Here are some answers:
Rashi suggests that Haman had considered himself a god, and therefore, Mordechai refused to bow to him as per the commandment not to bow to "other gods". (See Josephus and Esther Rabbah 7:5)
Ibn Ezra suggests that Haman had idols hanging off his clothing, so that the people bowing to him would be essentially bowing to idols. (See Talmud Bavli Megilla 19)
According to these views, the reason he did not bow was because he was Jewish.
Alternatively, the fact that he had told them that he was a Jew was unrelated to why he didn't bow, and he didn't bow for other reasons. Bowing is traditionally a sign of respect, so one easy interpretation would be that Mordechai may have felt that Haman did not deserve his respect. This is not contingent on any other presumptions or extra-biblical material.

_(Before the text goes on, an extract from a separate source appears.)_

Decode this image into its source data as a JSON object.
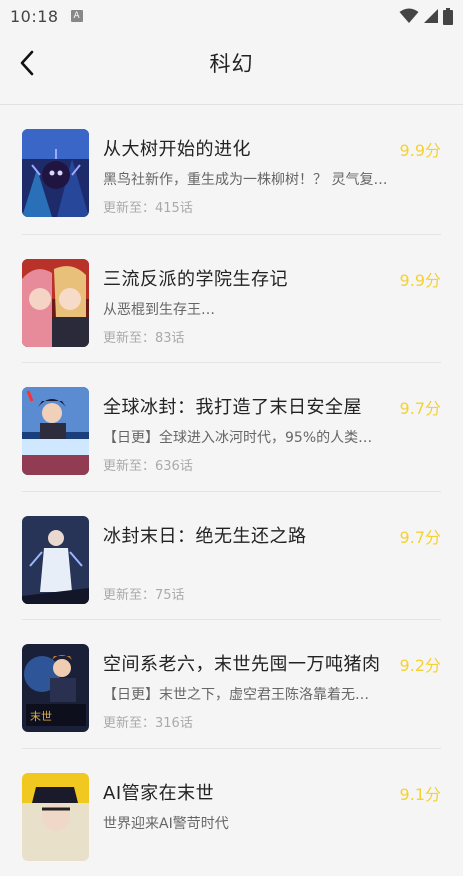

According to this understanding, the fact that Mordechai was a Jew was unrelated to his refusal to bow, something which is also a plausible reading of the narration here.